Health Minister Yvette D'Ath says her medical staff are "overwhelmed" and "exhausted" as she concedes Queensland doesn't have enough hospital beds to cope with "unsustainable" demand and that nothing will be solved without major reforms.
In her most expansive interview since taking the job, Ms D'Ath has called for cultural change in her own department, a rethink of federal funding, more 24-hour services and a shift into community-based "hospital at home" where a person's house becomes their own private ward.
"There has to be a rethink and a willingness to reform and I'm certainly up for it," she told The Courier-Mail.

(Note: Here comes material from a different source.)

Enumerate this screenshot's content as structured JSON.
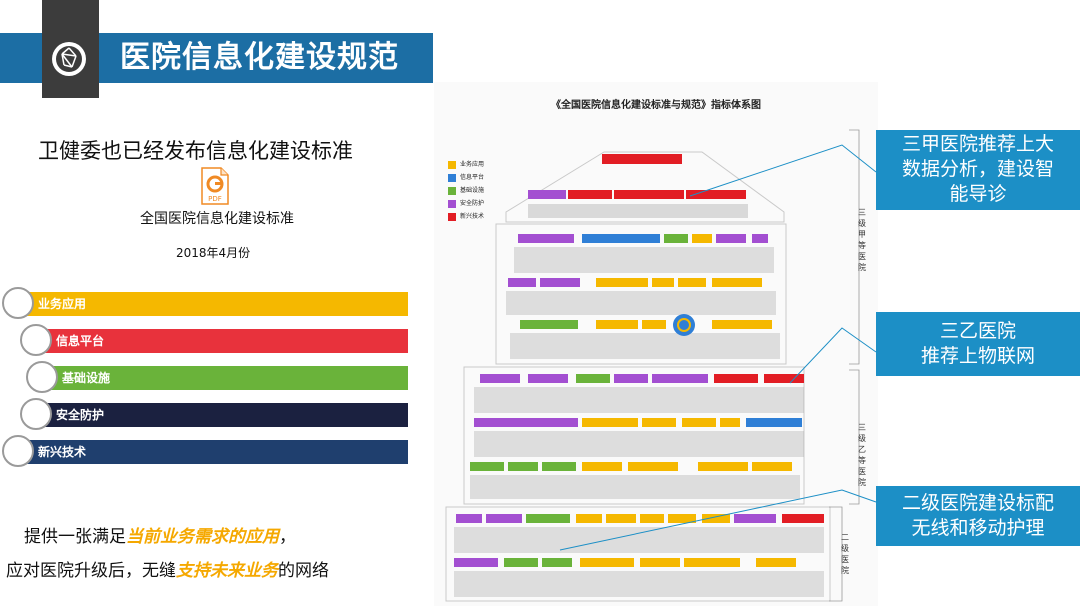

"It means having honest conversations about how we deliver services, the scope of work of our health professionals, what the hospitals's role should be versus the broader primary health networks and health care generally in the community.
"It has to be a conversation by all levels of government, but particularly federal and state because it can't just be about constantly throwing more dollars at the system."
Ms D'Ath said while Queensland had escaped waves of COVID cases, there were still 15,000 staff dedicated to hotel quarantine, testing, pathology, vaccination and treatment.
"My staff right now are exhausted," she said.
"They are absolutely overwhelmed because they have been asked to not take leave throughout 2020 because of COVID."
Meanwhile, demand is increasing by more than 10 per cent a year thanks to a growing and ageing population, a lack of GPs that meant people were chronically ill by the time they sought care, low private health coverage and aged care and disability support patients costing $5 million a week in hospital care.
Ms D'Ath said Queensland's health system was world-class, but in high demand and "the growth is just, I think, unsustainable without major reform".
She said ramping was a consequence of a lack of bed capacity, admitting: "Yes, we do need more beds."
Queensland needed 250 extra a year but "we have to figure out how best to do that", she said.
Ms D'Ath said Queensland Health needed "cultural change", like having more doctors embrace hospital in the home, leaving hospitals reserved for only the sickest.
She wants a redesign of hospitals so they are quicker to build and cheaper to modify.
And she wants nurses, midwives and pharmacists to embrace more roles where appropriate to take pressure off doctors, and earmarked union talks around work practices as she questioned why some expensive equipment like MRIs were only being used during business hours.
But the country also needed honest conversations around "perverse" federal funding models that funded states for procedures but not for community care that might prevent a hospitalisation, she said.
Ms D'Ath said she would raise these issues at a national meeting of health ministers on Thursday.
She said COVID held key learnings as bureaucrats got out of the way of frontline innovation.
"And my mission is not to allow us to just get back on the hamster wheel and just get back into the same pressures and feeling like we don't have time to innovate because we're just too busy keeping our head above water," she said.
Originally published as 'Unsustainable': Major reform the only fix for sick system